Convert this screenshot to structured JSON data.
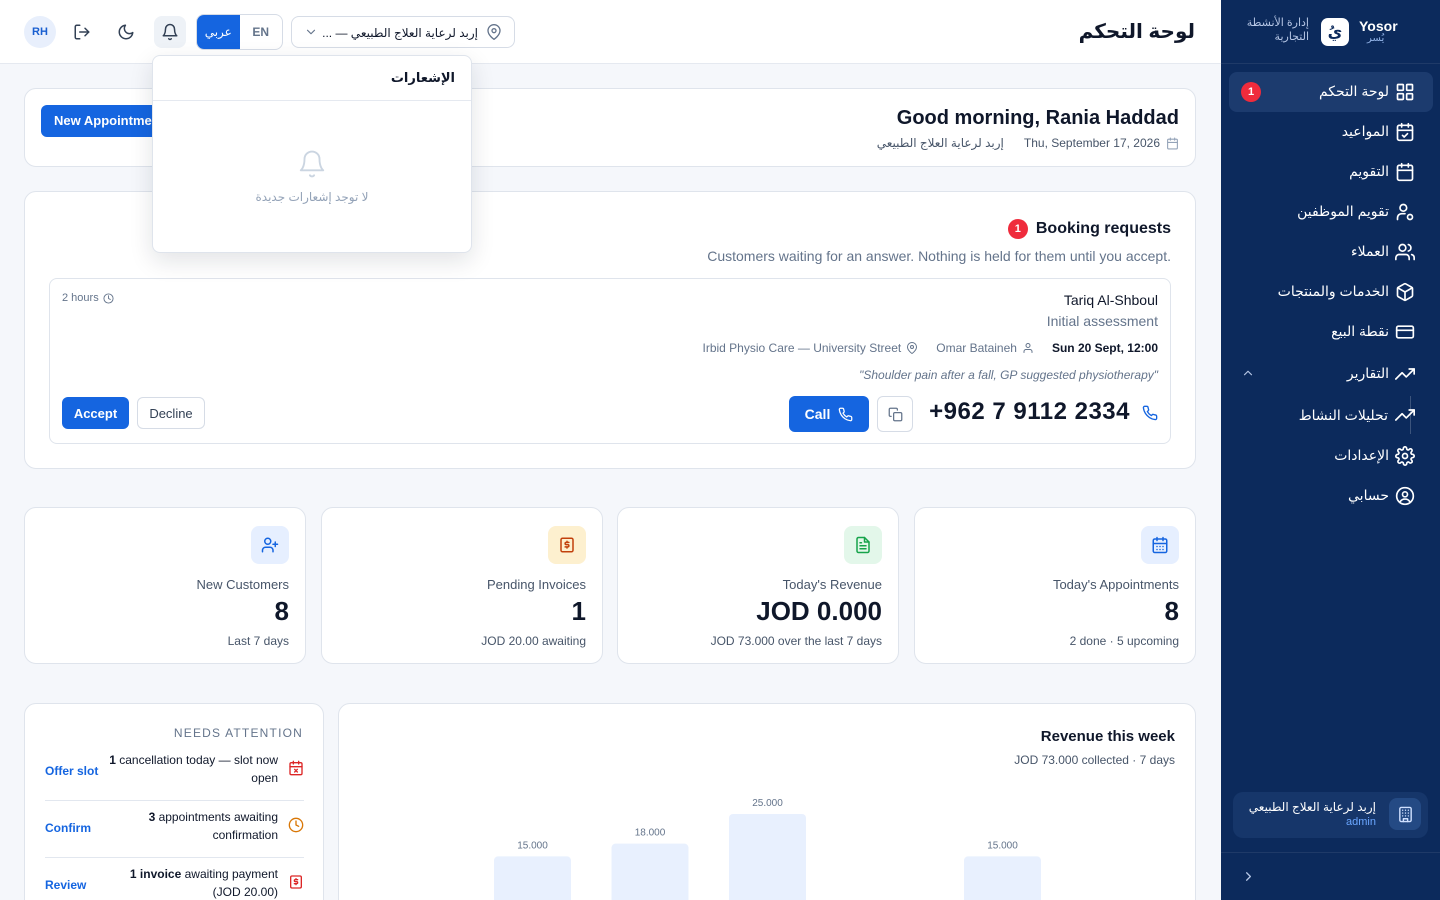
{
  "brand": {
    "name": "Yosor",
    "name_ar": "يُسر",
    "logo_letter": "يُ",
    "tagline": "إدارة الأنشطة التجارية"
  },
  "topbar": {
    "page_title": "لوحة التحكم",
    "avatar_initials": "RH",
    "lang_en": "EN",
    "lang_ar": "عربي",
    "location": "إربد لرعاية العلاج الطبيعي — ..."
  },
  "notifications": {
    "title": "الإشعارات",
    "empty": "لا توجد إشعارات جديدة"
  },
  "sidebar": {
    "items": [
      {
        "label": "لوحة التحكم",
        "badge": "1",
        "icon": "dashboard-icon"
      },
      {
        "label": "المواعيد",
        "icon": "calendar-check-icon"
      },
      {
        "label": "التقويم",
        "icon": "calendar-icon"
      },
      {
        "label": "تقويم الموظفين",
        "icon": "user-gear-icon"
      },
      {
        "label": "العملاء",
        "icon": "users-icon"
      },
      {
        "label": "الخدمات والمنتجات",
        "icon": "package-icon"
      },
      {
        "label": "نقطة البيع",
        "icon": "credit-card-icon"
      },
      {
        "label": "التقارير",
        "icon": "trending-up-icon"
      },
      {
        "label": "تحليلات النشاط",
        "icon": "trending-up-icon"
      },
      {
        "label": "الإعدادات",
        "icon": "gear-icon"
      },
      {
        "label": "حسابي",
        "icon": "user-circle-icon"
      }
    ],
    "org_name": "إربد لرعاية العلاج الطبيعي",
    "org_role": "admin"
  },
  "greeting": {
    "title": "Good morning, Rania Haddad",
    "date": "Thu, September 17, 2026",
    "org": "إربد لرعاية العلاج الطبيعي",
    "new_appointment": "New Appointment"
  },
  "booking": {
    "title": "Booking requests",
    "badge": "1",
    "subtitle": "Customers waiting for an answer. Nothing is held for them until you accept.",
    "request": {
      "customer": "Tariq Al-Shboul",
      "service": "Initial assessment",
      "ago": "2 hours",
      "datetime": "Sun 20 Sept, 12:00",
      "staff": "Omar Bataineh",
      "location": "Irbid Physio Care — University Street",
      "note": "\"Shoulder pain after a fall, GP suggested physiotherapy\"",
      "phone": "+962 7 9112 2334",
      "call": "Call",
      "accept": "Accept",
      "decline": "Decline"
    }
  },
  "stats": [
    {
      "label": "Today's Appointments",
      "value": "8",
      "sub": "2 done · 5 upcoming",
      "icon": "calendar-icon",
      "color": "#1565e0",
      "bg": "#e6efff"
    },
    {
      "label": "Today's Revenue",
      "value": "JOD 0.000",
      "sub": "JOD 73.000 over the last 7 days",
      "icon": "document-icon",
      "color": "#16a34a",
      "bg": "#e3f7ea"
    },
    {
      "label": "Pending Invoices",
      "value": "1",
      "sub": "JOD 20.00 awaiting",
      "icon": "invoice-icon",
      "color": "#c2410c",
      "bg": "#fdf0cf"
    },
    {
      "label": "New Customers",
      "value": "8",
      "sub": "Last 7 days",
      "icon": "user-plus-icon",
      "color": "#1565e0",
      "bg": "#e6efff"
    }
  ],
  "attention": {
    "title": "NEEDS ATTENTION",
    "items": [
      {
        "bold": "1",
        "text_before": "",
        "text_after": " cancellation today — slot now open",
        "action": "Offer slot",
        "icon": "calendar-x-icon",
        "color": "#dc2626"
      },
      {
        "bold": "3",
        "text_before": "",
        "text_after": " appointments awaiting confirmation",
        "action": "Confirm",
        "icon": "clock-icon",
        "color": "#d97706"
      },
      {
        "bold": "1 invoice",
        "text_before": "",
        "text_after": " awaiting payment (JOD 20.00)",
        "action": "Review",
        "icon": "invoice-x-icon",
        "color": "#dc2626"
      }
    ]
  },
  "revenue": {
    "title": "Revenue this week",
    "subtitle": "JOD 73.000 collected · 7 days"
  },
  "chart_data": {
    "type": "bar",
    "values": [
      15,
      18,
      25,
      0,
      15,
      0,
      0
    ],
    "value_labels": [
      "15.000",
      "18.000",
      "25.000",
      "",
      "15.000",
      "",
      ""
    ],
    "ylim": [
      0,
      25
    ],
    "bar_color": "#e8f0fe",
    "label_color": "#64748b"
  },
  "colors": {
    "primary": "#1565e0",
    "sidebar": "#0c2a5c",
    "badge": "#ef2b3c"
  }
}
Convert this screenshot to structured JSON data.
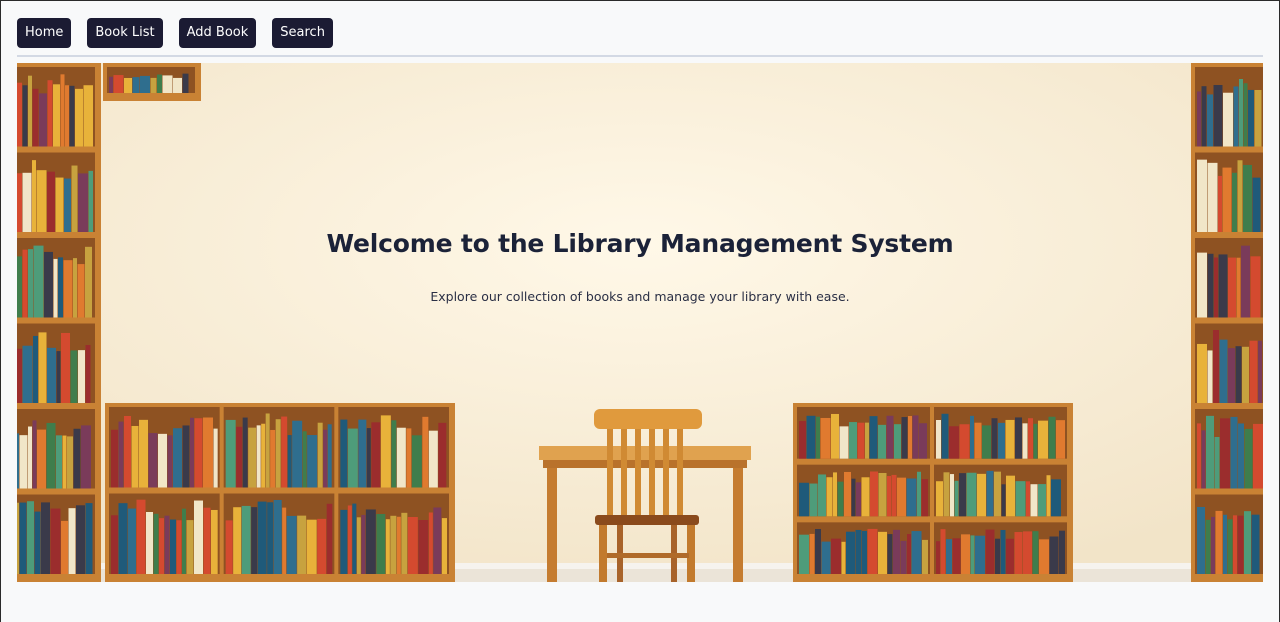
{
  "nav": {
    "items": [
      {
        "label": "Home"
      },
      {
        "label": "Book List"
      },
      {
        "label": "Add Book"
      },
      {
        "label": "Search"
      }
    ]
  },
  "hero": {
    "title": "Welcome to the Library Management System",
    "subtitle": "Explore our collection of books and manage your library with ease.",
    "image": "library-room-with-bookshelves-table-and-chair"
  },
  "colors": {
    "nav_button_bg": "#1b1b33",
    "nav_button_text": "#ffffff",
    "title_text": "#1b2238",
    "wall": "#fbf1de",
    "wood": "#cf8a3a"
  }
}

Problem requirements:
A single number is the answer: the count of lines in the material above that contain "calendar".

Exercise output:
4